Article III of the Constitution empowers federal courts to adjudicate only “Cases” and “Controversies.” The controversy must not only be real and substantial, it must also be extant at all stages of review. The Federal Circuit’s recent decision in Sanofi-Aventis U.S., LLC v. Dr. Reddy’s Labs., Inc., 933 F.3d 1367 (Fed. Cir. 2019), illustrates one of the scenarios in which this doctrine can come into play.
The Supreme Court recently granted certiorari in the case entitled Outokumpu Stainless USA, LLC v. Converteam SAS, 902 F.3d 1316 (11th Cir. 2018), cert. granted, GE Energy Power Conversion France SAS Corp. v. Outokumpu Stainless USA, LLC (June 28, 2019). The case will resolve a circuit split regarding the ability of non-signatories to participate in arbitration under the Convention on the Recognition and Enforcement of Arbitral Awards (“New York Convention”).
In a case that discusses both some of the differences and similarities between design patents and utility patents, the Federal Circuit rejected a patent challenger’s argument that the aesthetic appeal of a patented design – as opposed to a mechanical or utilitarian aspect of the design – is functional. Automotive Body Parts Association v. Ford Global Technologies LLC (Fed. Cir. July 23, 2019).

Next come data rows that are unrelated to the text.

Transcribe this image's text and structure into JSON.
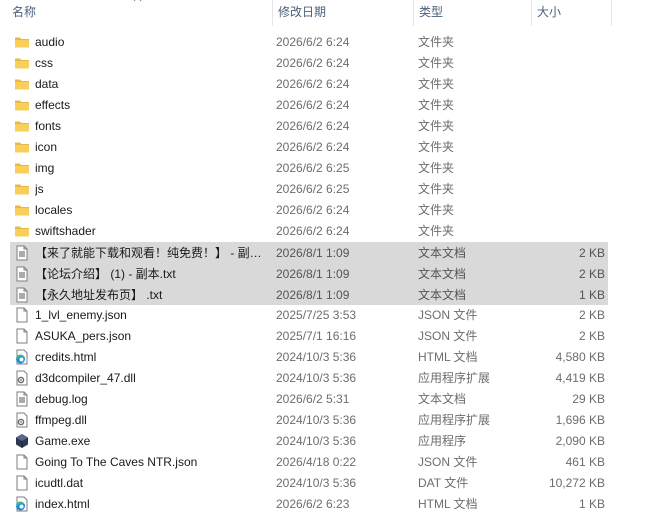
{
  "columns": {
    "name": "名称",
    "date": "修改日期",
    "type": "类型",
    "size": "大小"
  },
  "rows": [
    {
      "name": "audio",
      "date": "2026/6/2 6:24",
      "type": "文件夹",
      "size": "",
      "icon": "folder-icon",
      "selected": false
    },
    {
      "name": "css",
      "date": "2026/6/2 6:24",
      "type": "文件夹",
      "size": "",
      "icon": "folder-icon",
      "selected": false
    },
    {
      "name": "data",
      "date": "2026/6/2 6:24",
      "type": "文件夹",
      "size": "",
      "icon": "folder-icon",
      "selected": false
    },
    {
      "name": "effects",
      "date": "2026/6/2 6:24",
      "type": "文件夹",
      "size": "",
      "icon": "folder-icon",
      "selected": false
    },
    {
      "name": "fonts",
      "date": "2026/6/2 6:24",
      "type": "文件夹",
      "size": "",
      "icon": "folder-icon",
      "selected": false
    },
    {
      "name": "icon",
      "date": "2026/6/2 6:24",
      "type": "文件夹",
      "size": "",
      "icon": "folder-icon",
      "selected": false
    },
    {
      "name": "img",
      "date": "2026/6/2 6:25",
      "type": "文件夹",
      "size": "",
      "icon": "folder-icon",
      "selected": false
    },
    {
      "name": "js",
      "date": "2026/6/2 6:25",
      "type": "文件夹",
      "size": "",
      "icon": "folder-icon",
      "selected": false
    },
    {
      "name": "locales",
      "date": "2026/6/2 6:24",
      "type": "文件夹",
      "size": "",
      "icon": "folder-icon",
      "selected": false
    },
    {
      "name": "swiftshader",
      "date": "2026/6/2 6:24",
      "type": "文件夹",
      "size": "",
      "icon": "folder-icon",
      "selected": false
    },
    {
      "name": "【来了就能下载和观看！纯免费！】 - 副…",
      "date": "2026/8/1 1:09",
      "type": "文本文档",
      "size": "2 KB",
      "icon": "text-file-icon",
      "selected": true
    },
    {
      "name": "【论坛介绍】 (1) - 副本.txt",
      "date": "2026/8/1 1:09",
      "type": "文本文档",
      "size": "2 KB",
      "icon": "text-file-icon",
      "selected": true
    },
    {
      "name": "【永久地址发布页】 .txt",
      "date": "2026/8/1 1:09",
      "type": "文本文档",
      "size": "1 KB",
      "icon": "text-file-icon",
      "selected": true
    },
    {
      "name": "1_lvl_enemy.json",
      "date": "2025/7/25 3:53",
      "type": "JSON 文件",
      "size": "2 KB",
      "icon": "blank-file-icon",
      "selected": false
    },
    {
      "name": "ASUKA_pers.json",
      "date": "2025/7/1 16:16",
      "type": "JSON 文件",
      "size": "2 KB",
      "icon": "blank-file-icon",
      "selected": false
    },
    {
      "name": "credits.html",
      "date": "2024/10/3 5:36",
      "type": "HTML 文档",
      "size": "4,580 KB",
      "icon": "edge-html-icon",
      "selected": false
    },
    {
      "name": "d3dcompiler_47.dll",
      "date": "2024/10/3 5:36",
      "type": "应用程序扩展",
      "size": "4,419 KB",
      "icon": "dll-file-icon",
      "selected": false
    },
    {
      "name": "debug.log",
      "date": "2026/6/2 5:31",
      "type": "文本文档",
      "size": "29 KB",
      "icon": "text-file-icon",
      "selected": false
    },
    {
      "name": "ffmpeg.dll",
      "date": "2024/10/3 5:36",
      "type": "应用程序扩展",
      "size": "1,696 KB",
      "icon": "dll-file-icon",
      "selected": false
    },
    {
      "name": "Game.exe",
      "date": "2024/10/3 5:36",
      "type": "应用程序",
      "size": "2,090 KB",
      "icon": "game-exe-icon",
      "selected": false
    },
    {
      "name": "Going To The Caves NTR.json",
      "date": "2026/4/18 0:22",
      "type": "JSON 文件",
      "size": "461 KB",
      "icon": "blank-file-icon",
      "selected": false
    },
    {
      "name": "icudtl.dat",
      "date": "2024/10/3 5:36",
      "type": "DAT 文件",
      "size": "10,272 KB",
      "icon": "blank-file-icon",
      "selected": false
    },
    {
      "name": "index.html",
      "date": "2026/6/2 6:23",
      "type": "HTML 文档",
      "size": "1 KB",
      "icon": "edge-html-icon",
      "selected": false
    }
  ]
}
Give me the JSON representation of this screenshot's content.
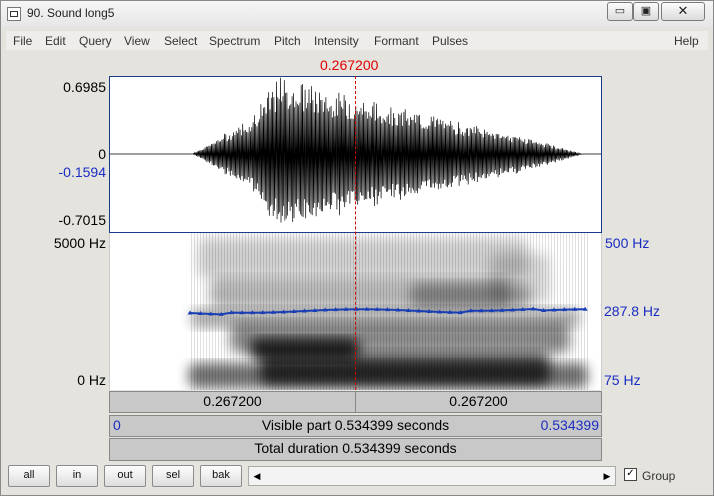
{
  "window": {
    "title": "90. Sound long5"
  },
  "titlebar_buttons": {
    "minimize": "▭",
    "maximize": "▣",
    "close": "✕"
  },
  "menu": [
    "File",
    "Edit",
    "Query",
    "View",
    "Select",
    "Spectrum",
    "Pitch",
    "Intensity",
    "Formant",
    "Pulses",
    "Help"
  ],
  "cursor": {
    "time_label": "0.267200",
    "position_fraction": 0.5
  },
  "waveform": {
    "ymax": "0.6985",
    "zero": "0",
    "cursor_value": "-0.1594",
    "ymin": "-0.7015"
  },
  "spectrogram": {
    "fmax": "5000 Hz",
    "fmin": "0 Hz"
  },
  "pitch": {
    "max": "500 Hz",
    "current": "287.8 Hz",
    "min": "75 Hz"
  },
  "bars": {
    "left_time": "0.267200",
    "right_time": "0.267200",
    "visible_start": "0",
    "visible_label": "Visible part 0.534399 seconds",
    "visible_end": "0.534399",
    "total_label": "Total duration 0.534399 seconds"
  },
  "buttons": {
    "all": "all",
    "in": "in",
    "out": "out",
    "sel": "sel",
    "bak": "bak"
  },
  "group": {
    "label": "Group",
    "checked": true,
    "check_glyph": "✓"
  },
  "colors": {
    "cursor": "#e00000",
    "axis_blue": "#1a2dc2",
    "pitch": "#1a3fb5"
  }
}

Patent infringement cases can be complex, technical, and time-consuming for both parties and the courts that must resolve them. Many districts have special rules that attempt to impose order on what can be unruly cases, by specifying the timing and sequence of infringement and invalidity contentions, and claim construction procedures, among others.
The Federal Circuit ruled in Regents of the University of Minnesota v. LSI Corp., 2019 U.S. App. LEXIS 17887 (Fed. Cir. June 14, 2019), that state sovereign immunity does not bar an IPR proceeding against patents owned by a state university.
A “Laser Imaging Detection and Ranging” (LiDAR) device is a critical sensor for many autonomous driving solutions. In Quanergy v. Velodyne, IPR2018-00255 (PTAB, May 23, 2019), one of Velodyne’s LiDAR patents survived the invalidity challenge mounted by its rival Quanergy. The IPR petition in this matter was filed prior to the USPTO’s recent implementation of the Phillips claim interpretation standard for IPRs. Nevertheless, even under the “broadest reasonable interpretation” standard, the PTAB found that the intrinsic evidence sufficiently limited the scope of the term “LiDAR” to allow the patentee to effectively distinguish the prior art.
On June 24, 2019, the Supreme Court held in Iancu v. Brunetti that the Lanham Act’s prohibition on registering immoral or scandalous marks (15 U.S.C. §1052(a)) violates the First Amendment.
For the second time in two years, the Federal Circuit has held claims in Cleveland Clinic’s patents invalid for claiming ineligible subject matter. The patents at issue in Cleveland Clinic Found. v. True Health Diagnostics LLC, 2019 U.S. App. LEXIS 9451 (Fed. Cir. Apr. 1, 2019) (“Cleveland Clinic II”), were linked to the same natural law as the three patents at issue in Cleveland Clinic Found. v. True Health Diagnostics LLC, 859 F.3d 1352 (Fed. Cir. 2017) (“Cleveland Clinic I”): the correlation between cardiovascular disease and levels of the heme protein myeloperoxidase (“MPO”) in a subject’s blood.
Another week….another split Federal Circuit decision on 35 U.S.C. Section 101. This time, in SRI Int’l, Inc. v. Cisco Sys., 2019 U.S. App. LEXIS 8249 (Fed. Cir. March 20, 2019), a divided panel held a network security patent eligible under Alice Step 1. This case highlights the difficulties in resolving one of the major threads in the post-Alice caselaw: the level of specificity that Section 101 requires.
On March 4, 2019, the Supreme Court issued two unanimous decisions of interest to copyright practitioners. In both cases, the Court resolved a split among the Circuit courts and repudiated Ninth Circuit positions.